__Try it__. For each line of the listing that holds "skeleton", show the full line.

__Information given__.
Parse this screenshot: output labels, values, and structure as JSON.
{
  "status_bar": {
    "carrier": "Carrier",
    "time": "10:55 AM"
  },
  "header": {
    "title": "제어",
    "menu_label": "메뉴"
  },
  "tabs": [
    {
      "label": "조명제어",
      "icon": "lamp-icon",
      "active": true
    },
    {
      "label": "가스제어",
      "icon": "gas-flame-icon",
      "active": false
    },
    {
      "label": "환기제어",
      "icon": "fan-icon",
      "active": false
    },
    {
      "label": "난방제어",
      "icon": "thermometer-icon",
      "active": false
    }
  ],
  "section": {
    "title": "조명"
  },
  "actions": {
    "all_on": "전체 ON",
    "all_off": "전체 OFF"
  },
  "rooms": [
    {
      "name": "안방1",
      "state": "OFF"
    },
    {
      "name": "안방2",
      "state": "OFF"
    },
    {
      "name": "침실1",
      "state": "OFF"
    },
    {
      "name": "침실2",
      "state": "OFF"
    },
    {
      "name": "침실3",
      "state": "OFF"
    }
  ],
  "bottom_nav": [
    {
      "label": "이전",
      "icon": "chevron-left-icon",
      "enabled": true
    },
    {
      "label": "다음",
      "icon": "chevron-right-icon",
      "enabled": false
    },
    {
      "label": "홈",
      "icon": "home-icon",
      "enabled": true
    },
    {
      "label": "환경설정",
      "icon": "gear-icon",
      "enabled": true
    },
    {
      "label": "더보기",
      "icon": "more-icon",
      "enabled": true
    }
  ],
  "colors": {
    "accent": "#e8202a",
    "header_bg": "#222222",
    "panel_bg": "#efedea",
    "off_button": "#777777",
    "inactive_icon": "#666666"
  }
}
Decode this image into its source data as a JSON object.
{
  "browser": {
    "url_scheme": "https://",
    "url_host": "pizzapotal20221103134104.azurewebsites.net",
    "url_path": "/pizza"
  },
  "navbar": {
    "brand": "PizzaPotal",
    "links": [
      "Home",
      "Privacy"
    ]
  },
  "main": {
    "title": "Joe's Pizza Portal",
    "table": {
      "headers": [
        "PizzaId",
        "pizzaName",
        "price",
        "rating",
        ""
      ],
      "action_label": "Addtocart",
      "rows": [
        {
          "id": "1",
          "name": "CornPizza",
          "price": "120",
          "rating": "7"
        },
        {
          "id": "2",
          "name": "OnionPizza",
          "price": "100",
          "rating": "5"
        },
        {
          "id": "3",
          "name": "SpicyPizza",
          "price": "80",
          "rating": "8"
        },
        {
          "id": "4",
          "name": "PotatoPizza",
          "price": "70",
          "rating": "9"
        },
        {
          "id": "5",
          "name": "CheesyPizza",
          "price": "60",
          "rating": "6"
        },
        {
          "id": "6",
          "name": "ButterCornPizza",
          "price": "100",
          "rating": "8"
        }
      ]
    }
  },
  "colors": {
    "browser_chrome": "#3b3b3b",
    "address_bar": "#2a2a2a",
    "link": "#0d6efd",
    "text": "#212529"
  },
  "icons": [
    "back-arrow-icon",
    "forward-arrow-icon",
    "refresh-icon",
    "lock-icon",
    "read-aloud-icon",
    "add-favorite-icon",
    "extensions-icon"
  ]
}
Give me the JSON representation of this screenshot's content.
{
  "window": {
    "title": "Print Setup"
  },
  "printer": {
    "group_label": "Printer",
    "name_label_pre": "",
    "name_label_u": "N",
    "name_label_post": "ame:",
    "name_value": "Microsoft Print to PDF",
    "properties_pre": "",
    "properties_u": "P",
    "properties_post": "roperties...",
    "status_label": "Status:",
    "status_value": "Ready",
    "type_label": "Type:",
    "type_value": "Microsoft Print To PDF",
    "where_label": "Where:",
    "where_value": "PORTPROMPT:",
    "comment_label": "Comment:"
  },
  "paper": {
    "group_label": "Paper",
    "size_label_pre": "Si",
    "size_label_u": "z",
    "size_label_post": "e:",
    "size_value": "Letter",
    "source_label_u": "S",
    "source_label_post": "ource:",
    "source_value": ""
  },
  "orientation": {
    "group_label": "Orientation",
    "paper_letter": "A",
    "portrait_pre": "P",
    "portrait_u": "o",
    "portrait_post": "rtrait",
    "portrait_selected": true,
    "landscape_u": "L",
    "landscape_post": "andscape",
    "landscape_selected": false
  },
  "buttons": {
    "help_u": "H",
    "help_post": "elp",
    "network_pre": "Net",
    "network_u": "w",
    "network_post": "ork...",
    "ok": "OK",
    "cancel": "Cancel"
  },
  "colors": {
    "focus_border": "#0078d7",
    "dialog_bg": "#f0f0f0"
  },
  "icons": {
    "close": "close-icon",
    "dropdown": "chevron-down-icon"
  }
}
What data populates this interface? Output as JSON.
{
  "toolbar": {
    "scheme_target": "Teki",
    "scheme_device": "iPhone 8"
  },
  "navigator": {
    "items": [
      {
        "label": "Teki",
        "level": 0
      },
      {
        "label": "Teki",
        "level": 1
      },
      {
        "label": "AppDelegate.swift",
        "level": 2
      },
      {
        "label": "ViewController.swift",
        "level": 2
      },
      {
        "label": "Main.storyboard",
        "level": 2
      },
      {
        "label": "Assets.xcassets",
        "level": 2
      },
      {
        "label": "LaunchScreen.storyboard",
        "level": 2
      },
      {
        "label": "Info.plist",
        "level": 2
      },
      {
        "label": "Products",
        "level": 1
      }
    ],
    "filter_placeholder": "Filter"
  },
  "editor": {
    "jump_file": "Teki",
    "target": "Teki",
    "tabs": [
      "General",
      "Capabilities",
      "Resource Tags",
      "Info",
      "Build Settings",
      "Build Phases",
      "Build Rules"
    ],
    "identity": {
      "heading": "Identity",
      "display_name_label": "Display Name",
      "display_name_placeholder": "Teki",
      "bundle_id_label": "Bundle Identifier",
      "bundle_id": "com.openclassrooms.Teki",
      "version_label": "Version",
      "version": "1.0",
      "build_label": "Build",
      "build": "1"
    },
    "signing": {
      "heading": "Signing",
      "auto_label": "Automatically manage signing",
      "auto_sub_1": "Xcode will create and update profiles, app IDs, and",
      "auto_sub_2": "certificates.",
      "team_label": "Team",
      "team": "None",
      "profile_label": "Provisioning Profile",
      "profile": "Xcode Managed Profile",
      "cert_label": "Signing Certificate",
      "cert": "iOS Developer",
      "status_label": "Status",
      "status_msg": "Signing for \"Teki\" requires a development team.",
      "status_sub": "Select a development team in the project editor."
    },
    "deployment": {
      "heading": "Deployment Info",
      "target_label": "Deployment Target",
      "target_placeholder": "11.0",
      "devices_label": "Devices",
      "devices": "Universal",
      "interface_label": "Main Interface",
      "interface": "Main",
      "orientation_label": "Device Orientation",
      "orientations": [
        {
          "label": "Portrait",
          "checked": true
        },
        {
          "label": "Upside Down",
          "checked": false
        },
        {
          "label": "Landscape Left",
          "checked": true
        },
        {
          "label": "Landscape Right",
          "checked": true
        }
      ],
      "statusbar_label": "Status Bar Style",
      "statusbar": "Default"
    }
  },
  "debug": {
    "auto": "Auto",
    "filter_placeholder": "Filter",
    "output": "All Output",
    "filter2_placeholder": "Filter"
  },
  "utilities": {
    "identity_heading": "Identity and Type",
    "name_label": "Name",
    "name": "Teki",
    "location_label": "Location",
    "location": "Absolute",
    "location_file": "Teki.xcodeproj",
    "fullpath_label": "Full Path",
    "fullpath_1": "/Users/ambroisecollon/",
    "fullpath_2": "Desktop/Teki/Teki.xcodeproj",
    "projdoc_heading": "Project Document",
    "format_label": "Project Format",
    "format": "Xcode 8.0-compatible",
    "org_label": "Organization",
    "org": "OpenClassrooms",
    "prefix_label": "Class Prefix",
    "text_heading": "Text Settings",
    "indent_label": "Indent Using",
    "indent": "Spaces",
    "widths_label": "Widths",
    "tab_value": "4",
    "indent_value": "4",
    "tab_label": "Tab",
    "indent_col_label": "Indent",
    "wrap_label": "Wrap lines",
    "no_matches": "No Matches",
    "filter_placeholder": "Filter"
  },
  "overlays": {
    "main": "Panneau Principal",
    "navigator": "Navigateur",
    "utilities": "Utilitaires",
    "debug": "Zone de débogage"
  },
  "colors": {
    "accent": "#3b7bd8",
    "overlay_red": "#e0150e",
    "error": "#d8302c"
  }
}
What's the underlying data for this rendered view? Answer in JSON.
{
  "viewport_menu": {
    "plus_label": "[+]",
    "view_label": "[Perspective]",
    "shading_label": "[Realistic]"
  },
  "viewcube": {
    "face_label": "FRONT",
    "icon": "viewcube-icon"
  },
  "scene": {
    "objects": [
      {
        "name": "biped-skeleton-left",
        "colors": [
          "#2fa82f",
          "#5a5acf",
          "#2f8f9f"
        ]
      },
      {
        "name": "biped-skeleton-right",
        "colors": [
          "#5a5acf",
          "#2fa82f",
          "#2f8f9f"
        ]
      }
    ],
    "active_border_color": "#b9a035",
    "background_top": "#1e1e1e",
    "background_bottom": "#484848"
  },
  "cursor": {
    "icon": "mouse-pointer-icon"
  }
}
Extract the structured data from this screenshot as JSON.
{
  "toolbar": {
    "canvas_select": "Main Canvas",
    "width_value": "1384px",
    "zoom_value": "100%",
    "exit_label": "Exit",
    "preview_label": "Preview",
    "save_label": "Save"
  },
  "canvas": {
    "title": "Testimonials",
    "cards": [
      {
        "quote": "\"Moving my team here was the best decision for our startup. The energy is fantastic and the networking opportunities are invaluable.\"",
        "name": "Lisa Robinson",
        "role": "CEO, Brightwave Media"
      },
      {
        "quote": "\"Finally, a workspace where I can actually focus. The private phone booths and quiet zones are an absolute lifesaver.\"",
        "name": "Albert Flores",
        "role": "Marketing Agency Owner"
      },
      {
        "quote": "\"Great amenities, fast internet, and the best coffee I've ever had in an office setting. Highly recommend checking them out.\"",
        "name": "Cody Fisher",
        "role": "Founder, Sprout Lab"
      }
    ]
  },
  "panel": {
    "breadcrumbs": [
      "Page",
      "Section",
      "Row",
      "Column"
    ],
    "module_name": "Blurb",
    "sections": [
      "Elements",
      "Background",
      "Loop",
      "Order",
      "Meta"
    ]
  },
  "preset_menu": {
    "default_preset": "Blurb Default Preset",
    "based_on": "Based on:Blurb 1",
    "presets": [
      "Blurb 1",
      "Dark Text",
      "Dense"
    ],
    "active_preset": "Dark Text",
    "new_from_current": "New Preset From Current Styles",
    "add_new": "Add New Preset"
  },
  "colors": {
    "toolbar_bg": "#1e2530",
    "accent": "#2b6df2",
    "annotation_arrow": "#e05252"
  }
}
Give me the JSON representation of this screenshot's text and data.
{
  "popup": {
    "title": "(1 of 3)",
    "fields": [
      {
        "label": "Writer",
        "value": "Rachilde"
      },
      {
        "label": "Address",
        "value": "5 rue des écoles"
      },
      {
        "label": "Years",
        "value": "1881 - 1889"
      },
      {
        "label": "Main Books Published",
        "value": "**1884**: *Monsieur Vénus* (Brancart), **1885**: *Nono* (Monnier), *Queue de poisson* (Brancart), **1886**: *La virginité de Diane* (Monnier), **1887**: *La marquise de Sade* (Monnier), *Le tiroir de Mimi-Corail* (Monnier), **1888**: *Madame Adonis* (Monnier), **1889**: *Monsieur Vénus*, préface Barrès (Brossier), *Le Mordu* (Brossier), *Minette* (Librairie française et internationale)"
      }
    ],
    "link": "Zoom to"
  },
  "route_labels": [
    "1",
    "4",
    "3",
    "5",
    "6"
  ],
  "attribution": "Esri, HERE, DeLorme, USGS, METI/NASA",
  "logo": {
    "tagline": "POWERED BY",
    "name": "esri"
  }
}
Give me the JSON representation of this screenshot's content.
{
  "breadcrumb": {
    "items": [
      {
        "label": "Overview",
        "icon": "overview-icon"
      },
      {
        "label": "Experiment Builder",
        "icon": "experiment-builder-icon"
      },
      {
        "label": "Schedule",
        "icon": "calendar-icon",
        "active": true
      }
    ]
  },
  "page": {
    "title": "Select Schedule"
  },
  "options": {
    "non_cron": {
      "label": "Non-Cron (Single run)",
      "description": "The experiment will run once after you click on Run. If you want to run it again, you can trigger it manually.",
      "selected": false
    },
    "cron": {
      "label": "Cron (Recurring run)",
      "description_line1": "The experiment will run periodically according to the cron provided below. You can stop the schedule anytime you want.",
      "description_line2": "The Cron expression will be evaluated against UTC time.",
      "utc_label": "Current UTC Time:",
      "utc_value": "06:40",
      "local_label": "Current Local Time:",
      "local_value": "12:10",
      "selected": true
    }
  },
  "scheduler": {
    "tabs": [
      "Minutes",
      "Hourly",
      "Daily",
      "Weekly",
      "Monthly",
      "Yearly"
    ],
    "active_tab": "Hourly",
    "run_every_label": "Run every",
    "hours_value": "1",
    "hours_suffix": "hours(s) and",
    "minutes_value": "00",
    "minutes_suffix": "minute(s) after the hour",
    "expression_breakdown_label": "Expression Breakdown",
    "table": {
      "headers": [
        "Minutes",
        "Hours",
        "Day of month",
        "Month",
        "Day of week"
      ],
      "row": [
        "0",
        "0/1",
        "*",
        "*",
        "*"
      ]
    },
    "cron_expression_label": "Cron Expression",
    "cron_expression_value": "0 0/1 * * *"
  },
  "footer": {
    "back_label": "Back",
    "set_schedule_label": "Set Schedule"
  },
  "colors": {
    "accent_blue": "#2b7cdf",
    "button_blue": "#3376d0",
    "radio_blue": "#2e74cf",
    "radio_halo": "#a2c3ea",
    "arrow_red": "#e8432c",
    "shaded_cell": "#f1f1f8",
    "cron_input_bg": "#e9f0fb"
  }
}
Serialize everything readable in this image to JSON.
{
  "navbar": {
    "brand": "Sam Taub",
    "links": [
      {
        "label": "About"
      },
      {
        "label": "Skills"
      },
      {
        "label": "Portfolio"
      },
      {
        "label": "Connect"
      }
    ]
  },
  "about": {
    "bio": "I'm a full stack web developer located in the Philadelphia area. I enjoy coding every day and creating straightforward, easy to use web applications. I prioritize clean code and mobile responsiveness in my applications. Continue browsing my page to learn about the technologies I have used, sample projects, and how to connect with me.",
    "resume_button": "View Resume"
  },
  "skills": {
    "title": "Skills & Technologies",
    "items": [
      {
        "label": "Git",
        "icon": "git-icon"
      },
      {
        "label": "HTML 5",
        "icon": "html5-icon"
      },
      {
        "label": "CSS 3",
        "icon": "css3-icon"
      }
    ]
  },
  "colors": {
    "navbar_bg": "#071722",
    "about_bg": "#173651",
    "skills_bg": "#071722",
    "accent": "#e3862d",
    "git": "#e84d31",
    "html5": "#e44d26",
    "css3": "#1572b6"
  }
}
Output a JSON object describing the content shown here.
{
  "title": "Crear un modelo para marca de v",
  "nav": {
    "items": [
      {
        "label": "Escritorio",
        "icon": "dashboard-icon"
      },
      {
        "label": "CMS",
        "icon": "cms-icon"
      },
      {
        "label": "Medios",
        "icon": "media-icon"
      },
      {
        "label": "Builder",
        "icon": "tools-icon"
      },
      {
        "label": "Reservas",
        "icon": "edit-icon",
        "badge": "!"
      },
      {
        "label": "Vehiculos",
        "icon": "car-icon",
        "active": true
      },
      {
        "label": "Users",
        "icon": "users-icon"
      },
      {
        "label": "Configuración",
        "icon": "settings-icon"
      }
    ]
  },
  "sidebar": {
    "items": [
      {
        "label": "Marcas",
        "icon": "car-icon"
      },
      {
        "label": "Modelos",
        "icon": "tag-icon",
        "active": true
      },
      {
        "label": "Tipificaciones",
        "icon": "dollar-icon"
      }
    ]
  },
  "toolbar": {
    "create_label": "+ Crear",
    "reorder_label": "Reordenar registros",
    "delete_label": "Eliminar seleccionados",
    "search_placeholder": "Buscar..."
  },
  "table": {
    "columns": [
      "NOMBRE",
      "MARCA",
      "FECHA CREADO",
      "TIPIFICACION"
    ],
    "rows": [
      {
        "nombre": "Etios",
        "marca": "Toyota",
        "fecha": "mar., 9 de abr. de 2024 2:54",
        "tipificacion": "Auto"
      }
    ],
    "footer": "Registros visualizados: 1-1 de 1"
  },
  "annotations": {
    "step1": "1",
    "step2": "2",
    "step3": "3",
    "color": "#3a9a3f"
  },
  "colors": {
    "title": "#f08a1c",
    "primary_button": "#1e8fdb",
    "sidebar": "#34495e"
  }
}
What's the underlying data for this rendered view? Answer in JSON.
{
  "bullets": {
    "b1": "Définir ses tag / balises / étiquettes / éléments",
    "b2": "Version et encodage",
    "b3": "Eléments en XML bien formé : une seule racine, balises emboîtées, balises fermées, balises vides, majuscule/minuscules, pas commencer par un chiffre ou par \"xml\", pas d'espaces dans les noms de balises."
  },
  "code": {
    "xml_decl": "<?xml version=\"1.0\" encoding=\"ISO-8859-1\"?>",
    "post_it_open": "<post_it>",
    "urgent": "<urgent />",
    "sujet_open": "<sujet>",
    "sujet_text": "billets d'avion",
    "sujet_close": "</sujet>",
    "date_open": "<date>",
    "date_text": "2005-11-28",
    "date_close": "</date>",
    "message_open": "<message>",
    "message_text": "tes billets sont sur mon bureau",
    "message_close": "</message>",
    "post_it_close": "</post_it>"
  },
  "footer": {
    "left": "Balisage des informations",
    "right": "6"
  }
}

__Result of this exercise__.
        "name": "biped-skeleton-left",
        "name": "biped-skeleton-right",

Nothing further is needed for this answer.